Broadening Conceptual Horizons of Creativity. a Comparative Analysis of Creative Processes through the Case of Community Managed Socio-Cultural Centers in Two Differentiated Urban Contexts.

Thursday, 19 July 2018
Distributed Paper
Maria Victoria BELANDO, University of Barcelona, Spain
Matias ZARLENGA, Universidad Tres de Febrero, Argentina
Economics, management and political sciences have been deeply influencing the definition and uses of creativity in cities during the last thirty years. As many scholars have shown, this fact -that has been related to welfare state retrenchment and the rise of cultural-cognitive economy-, has led to a fuzzy, narrow, instrumental and normative approach to creativity. Despite the increasing efforts to “unpack” the notion of creativity from different perspectives, the sociological analysis of practices that allow broadening the understanding of creativity is an incipient area of research.
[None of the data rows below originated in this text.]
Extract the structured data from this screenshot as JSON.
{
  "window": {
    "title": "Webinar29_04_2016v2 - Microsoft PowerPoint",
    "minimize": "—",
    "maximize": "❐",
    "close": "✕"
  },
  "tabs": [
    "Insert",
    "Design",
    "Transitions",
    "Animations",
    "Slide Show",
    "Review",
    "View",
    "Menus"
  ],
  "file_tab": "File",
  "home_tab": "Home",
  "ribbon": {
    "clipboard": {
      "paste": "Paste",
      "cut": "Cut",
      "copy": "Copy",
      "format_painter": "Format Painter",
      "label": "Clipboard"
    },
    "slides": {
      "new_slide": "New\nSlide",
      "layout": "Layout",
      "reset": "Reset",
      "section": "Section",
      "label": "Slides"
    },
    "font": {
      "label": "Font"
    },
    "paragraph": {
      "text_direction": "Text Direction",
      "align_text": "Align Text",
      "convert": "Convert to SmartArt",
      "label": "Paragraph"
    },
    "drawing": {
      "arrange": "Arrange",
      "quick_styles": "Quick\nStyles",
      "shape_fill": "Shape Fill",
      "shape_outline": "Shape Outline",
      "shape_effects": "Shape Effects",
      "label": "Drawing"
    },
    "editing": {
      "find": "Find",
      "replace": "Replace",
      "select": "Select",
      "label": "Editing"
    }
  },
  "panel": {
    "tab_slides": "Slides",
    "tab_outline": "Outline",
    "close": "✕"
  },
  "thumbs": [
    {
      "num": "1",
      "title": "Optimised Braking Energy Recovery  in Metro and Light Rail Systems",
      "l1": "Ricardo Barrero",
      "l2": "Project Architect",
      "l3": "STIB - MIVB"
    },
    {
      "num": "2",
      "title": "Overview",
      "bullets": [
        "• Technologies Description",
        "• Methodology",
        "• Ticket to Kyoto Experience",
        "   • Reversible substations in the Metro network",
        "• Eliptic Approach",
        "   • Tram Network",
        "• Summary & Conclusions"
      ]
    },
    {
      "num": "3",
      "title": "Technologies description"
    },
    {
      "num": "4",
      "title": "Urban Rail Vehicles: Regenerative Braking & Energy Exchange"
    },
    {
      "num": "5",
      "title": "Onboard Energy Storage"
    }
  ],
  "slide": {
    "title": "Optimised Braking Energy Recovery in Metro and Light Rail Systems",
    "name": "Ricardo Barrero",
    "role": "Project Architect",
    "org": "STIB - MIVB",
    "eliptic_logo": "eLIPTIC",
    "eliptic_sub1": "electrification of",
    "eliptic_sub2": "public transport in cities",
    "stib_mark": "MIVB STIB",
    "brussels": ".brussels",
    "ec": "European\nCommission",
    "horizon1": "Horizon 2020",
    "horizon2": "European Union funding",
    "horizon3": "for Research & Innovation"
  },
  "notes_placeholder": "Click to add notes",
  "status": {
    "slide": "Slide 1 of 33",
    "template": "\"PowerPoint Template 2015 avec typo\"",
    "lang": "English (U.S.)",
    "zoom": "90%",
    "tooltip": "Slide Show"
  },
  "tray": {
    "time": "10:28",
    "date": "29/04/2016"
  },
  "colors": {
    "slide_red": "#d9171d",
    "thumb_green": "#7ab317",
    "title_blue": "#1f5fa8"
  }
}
Therefore, the aim of this paper is to contribute to the development of a sociological approach to the analysis of creativity in urban dynamics. We argued that creativity cannot be reduced to a market rationality point of view because empirical reality is challenging this reductionism. Since the crisis in 2008 the proliferation and consolidation of bottom-up creative practices (as community and self-managed socio-cultural centers or the so-called creative brownfields) based on redistributive and reciprocity social relations are claiming for the adoption of perspectives that consider creativity as a socially and historically embedded process. Thus, we wonder, what kind of rationalities and social relations shape this kind of creative practices in a determined socio-territorial context?, what kind of notion of creativity arises from these alternative practices?, and how urban and organizational context shapes and guides this kind of cultural creativity processes? We examine this problem through a comparative approach that analyzes a significant sample of community-managed socio-cultural centers located in Barcelona and in Buenos Aires. We have collected data using qualitative methods that include observation, in-depth interviews and the study of documentary sources.